This, the first of many chambered cairns encountered along the A837 by the megalithically-minded traveller salivating in anticipation of sampling the wonders - natural or otherwise - of Coigach and Assynt is, in my opinion, a worthy introduction to the area. OK, as Nick states, there is very little cairn remaining; however it would appear that the majority of a series of impressively substantial orthostats remain in situ forming a polygonal chamber archetypal of apparent immovable permanence. Or so it would appear to me today... a constant reference point in an ever changing world often verging upon the ludicrous. But there you are. We must be thankful - although to what, if anything, I do not know - that some such 'anchors' continue to survive as bench marks to (arguably) preserve the sanity of an oft' bewildered homo sapien such as I. Anyway....
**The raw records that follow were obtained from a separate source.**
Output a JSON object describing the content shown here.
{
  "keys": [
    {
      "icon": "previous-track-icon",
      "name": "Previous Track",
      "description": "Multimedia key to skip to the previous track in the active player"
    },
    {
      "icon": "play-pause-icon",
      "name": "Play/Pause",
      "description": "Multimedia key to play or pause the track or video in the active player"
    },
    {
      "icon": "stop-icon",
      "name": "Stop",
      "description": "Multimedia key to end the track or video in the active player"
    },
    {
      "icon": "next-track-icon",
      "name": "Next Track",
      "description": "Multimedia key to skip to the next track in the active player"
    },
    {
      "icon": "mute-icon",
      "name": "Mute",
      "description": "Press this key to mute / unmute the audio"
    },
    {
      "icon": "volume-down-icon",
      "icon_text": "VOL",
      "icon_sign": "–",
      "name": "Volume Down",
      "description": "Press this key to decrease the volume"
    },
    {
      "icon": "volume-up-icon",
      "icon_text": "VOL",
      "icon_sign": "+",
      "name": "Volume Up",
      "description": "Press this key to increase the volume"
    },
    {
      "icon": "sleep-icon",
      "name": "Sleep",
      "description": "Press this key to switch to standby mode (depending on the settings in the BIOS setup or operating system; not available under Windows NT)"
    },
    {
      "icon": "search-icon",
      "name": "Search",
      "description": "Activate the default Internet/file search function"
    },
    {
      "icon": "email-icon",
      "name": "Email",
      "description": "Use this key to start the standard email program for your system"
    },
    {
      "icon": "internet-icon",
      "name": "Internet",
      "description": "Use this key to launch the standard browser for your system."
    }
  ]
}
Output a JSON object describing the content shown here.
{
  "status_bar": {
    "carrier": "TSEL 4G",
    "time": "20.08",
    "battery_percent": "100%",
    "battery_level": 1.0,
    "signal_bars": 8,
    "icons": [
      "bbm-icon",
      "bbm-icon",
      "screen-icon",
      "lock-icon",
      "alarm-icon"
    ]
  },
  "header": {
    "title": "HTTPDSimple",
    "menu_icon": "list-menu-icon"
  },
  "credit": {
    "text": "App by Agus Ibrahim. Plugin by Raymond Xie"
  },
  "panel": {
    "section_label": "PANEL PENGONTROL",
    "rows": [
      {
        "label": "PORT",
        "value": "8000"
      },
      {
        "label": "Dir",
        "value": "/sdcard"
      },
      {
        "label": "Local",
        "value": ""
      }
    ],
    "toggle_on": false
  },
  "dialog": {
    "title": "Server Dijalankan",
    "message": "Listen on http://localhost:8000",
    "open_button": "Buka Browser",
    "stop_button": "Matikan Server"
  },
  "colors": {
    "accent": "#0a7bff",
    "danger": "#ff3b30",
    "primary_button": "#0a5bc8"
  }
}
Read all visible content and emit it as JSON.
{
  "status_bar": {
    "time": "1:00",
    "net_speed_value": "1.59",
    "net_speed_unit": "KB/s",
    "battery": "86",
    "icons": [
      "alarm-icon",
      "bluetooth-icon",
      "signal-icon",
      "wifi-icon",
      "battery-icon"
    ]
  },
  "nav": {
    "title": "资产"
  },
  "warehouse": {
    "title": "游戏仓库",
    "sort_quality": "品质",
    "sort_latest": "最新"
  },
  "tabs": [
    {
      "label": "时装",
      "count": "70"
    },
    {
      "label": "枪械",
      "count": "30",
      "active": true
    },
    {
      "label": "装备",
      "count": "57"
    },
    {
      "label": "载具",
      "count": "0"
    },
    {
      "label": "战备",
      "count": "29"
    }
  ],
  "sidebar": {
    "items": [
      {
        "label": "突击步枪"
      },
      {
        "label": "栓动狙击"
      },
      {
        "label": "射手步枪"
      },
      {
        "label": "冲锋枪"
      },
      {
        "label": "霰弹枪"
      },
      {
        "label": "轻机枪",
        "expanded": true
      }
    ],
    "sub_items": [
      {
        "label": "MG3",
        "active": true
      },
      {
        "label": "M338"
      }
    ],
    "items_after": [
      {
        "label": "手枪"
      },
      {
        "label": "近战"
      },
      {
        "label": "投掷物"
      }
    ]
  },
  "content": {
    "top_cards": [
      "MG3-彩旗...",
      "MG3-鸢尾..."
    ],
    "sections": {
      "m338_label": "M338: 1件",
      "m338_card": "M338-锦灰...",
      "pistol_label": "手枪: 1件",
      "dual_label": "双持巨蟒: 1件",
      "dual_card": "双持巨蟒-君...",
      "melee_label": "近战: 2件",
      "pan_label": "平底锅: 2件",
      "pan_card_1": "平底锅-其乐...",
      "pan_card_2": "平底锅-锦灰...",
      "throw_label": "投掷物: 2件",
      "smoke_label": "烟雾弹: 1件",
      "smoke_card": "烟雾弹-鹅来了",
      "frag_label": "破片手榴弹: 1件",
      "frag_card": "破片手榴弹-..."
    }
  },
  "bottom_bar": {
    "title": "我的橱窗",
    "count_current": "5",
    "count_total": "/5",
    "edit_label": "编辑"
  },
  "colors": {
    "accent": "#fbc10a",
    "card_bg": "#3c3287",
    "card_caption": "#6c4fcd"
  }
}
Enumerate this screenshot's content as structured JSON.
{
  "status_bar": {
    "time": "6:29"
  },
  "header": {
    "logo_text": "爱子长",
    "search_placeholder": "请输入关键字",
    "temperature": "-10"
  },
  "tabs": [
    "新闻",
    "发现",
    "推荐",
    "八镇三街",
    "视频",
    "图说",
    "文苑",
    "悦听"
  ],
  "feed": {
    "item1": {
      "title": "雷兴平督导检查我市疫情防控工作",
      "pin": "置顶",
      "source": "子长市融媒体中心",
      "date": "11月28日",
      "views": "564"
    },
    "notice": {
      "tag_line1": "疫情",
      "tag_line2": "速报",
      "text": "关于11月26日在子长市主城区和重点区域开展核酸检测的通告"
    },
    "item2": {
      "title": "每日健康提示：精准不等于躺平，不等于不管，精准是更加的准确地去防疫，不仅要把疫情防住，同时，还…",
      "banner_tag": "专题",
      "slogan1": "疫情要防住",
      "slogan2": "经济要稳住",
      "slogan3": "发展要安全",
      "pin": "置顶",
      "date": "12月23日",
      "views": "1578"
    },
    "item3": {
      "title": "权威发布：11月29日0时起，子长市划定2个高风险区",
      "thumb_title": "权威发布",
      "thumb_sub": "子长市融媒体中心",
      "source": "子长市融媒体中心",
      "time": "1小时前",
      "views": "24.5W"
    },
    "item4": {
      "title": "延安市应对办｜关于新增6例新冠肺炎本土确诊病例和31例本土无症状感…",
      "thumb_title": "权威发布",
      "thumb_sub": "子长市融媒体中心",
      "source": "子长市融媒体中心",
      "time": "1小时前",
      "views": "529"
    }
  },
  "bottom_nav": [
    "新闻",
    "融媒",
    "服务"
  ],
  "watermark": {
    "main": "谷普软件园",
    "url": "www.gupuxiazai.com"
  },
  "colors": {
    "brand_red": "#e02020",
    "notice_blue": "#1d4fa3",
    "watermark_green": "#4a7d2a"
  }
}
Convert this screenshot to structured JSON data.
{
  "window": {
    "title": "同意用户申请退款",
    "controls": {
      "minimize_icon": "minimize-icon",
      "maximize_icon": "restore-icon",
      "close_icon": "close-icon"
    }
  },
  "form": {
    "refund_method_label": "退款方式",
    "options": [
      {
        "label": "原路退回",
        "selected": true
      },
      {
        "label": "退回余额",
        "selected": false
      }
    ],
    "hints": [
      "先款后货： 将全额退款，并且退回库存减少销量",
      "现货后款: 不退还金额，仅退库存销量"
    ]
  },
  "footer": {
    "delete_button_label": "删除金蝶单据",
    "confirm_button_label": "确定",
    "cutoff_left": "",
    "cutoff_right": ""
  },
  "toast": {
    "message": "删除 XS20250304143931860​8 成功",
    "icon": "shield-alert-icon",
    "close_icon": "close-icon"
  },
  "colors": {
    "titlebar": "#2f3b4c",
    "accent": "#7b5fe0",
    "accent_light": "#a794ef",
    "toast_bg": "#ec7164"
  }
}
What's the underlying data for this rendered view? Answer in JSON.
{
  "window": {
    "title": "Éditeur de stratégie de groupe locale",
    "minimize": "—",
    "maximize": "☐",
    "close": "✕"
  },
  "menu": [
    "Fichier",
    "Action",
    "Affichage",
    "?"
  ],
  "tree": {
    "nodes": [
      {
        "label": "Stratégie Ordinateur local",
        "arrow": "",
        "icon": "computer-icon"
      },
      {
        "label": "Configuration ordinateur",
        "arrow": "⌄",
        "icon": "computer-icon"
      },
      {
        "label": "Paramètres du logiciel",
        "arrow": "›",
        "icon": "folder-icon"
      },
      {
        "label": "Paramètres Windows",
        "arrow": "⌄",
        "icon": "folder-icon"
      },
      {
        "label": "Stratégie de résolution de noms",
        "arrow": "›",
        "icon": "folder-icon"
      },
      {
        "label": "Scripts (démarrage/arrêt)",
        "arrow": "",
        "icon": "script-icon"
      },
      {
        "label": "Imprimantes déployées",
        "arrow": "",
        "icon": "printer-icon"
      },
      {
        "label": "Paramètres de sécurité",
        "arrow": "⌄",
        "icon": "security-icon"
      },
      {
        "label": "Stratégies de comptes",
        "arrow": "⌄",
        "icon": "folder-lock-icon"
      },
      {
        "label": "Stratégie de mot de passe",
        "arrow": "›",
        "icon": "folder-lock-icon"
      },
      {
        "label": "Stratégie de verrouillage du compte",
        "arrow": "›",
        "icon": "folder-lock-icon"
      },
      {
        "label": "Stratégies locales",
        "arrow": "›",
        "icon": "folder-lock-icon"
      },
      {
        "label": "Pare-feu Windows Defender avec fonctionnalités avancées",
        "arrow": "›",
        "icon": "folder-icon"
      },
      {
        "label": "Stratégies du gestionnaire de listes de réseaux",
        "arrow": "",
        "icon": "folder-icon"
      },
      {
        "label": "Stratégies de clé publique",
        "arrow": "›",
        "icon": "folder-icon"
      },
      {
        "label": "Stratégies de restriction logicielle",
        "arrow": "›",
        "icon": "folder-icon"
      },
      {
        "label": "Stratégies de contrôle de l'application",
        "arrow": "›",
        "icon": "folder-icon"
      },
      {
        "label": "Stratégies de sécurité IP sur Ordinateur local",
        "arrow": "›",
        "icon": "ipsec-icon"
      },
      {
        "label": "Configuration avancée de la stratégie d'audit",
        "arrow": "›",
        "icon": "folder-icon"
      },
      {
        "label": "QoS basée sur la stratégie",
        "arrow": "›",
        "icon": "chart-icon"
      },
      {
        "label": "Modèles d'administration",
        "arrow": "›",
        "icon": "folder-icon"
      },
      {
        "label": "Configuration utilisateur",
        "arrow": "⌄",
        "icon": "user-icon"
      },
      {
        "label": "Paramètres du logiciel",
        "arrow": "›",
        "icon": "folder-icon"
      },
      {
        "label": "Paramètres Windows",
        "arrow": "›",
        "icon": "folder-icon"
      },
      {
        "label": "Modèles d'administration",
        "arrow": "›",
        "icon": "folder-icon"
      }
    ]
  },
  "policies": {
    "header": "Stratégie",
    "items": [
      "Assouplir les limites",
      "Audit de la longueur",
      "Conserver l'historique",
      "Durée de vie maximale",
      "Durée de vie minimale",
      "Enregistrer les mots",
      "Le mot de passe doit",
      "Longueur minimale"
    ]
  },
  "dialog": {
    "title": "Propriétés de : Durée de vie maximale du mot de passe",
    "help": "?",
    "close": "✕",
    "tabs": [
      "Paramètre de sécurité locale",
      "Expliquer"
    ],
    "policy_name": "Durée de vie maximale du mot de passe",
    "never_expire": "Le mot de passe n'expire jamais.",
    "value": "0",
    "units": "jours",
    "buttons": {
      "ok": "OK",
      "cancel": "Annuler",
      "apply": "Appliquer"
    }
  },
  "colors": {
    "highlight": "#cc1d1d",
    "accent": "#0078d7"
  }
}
An initial glance at the map is not promising, the monument depicted as being set only a little back from the A837, occupying a shallow rise to the approx SW of the antennae-crowned, craggy summit of Cnoc Chaornaidh. Noisy, then? Er no. Prospective visitors should bear in mind that, although designated an 'A' road, the A837 at this point is one of those 'single track with passing places' so idiosyncratic of the northern Highlands. Yeah, things are different up here. If approaching from the SE, note Loch Craggie and the more diminutive Loch Eileag to your left.... then, just after crossing the Allt Eileag (river), look for the stones rising from the hillside to the right, a little beyond the existing forestry boundary. Incidentally the map shows another chambered cairn within said trees... Handily there is a layby nearby which is just about ideal to reverse into. Hey, or nose into. Your prerogative. Then hope over the fence, negotiate the rough grassland and hang out for a while.
As mentioned there is a real sense of solidity at this monument - the slipped cap stone notwithstanding - the sweeping view NW toward the beckoning uplands of Inverpolly hinting at what is to come. Speaking of which, these bare bones of a chambered cairn are just for starters, two more beauties lying just beyond Cnoc Chaornaidh. It'd be rude not to go and have a look while I'm here.
Yet another chambered cairn where most of the stones have disappeared over the years and the central chamber stones are most of what remains. This is quite a big one, though, and almost resembles a small stone circle. It's set back around 100m in from the road on a small prominence, and is easily spotted and visited.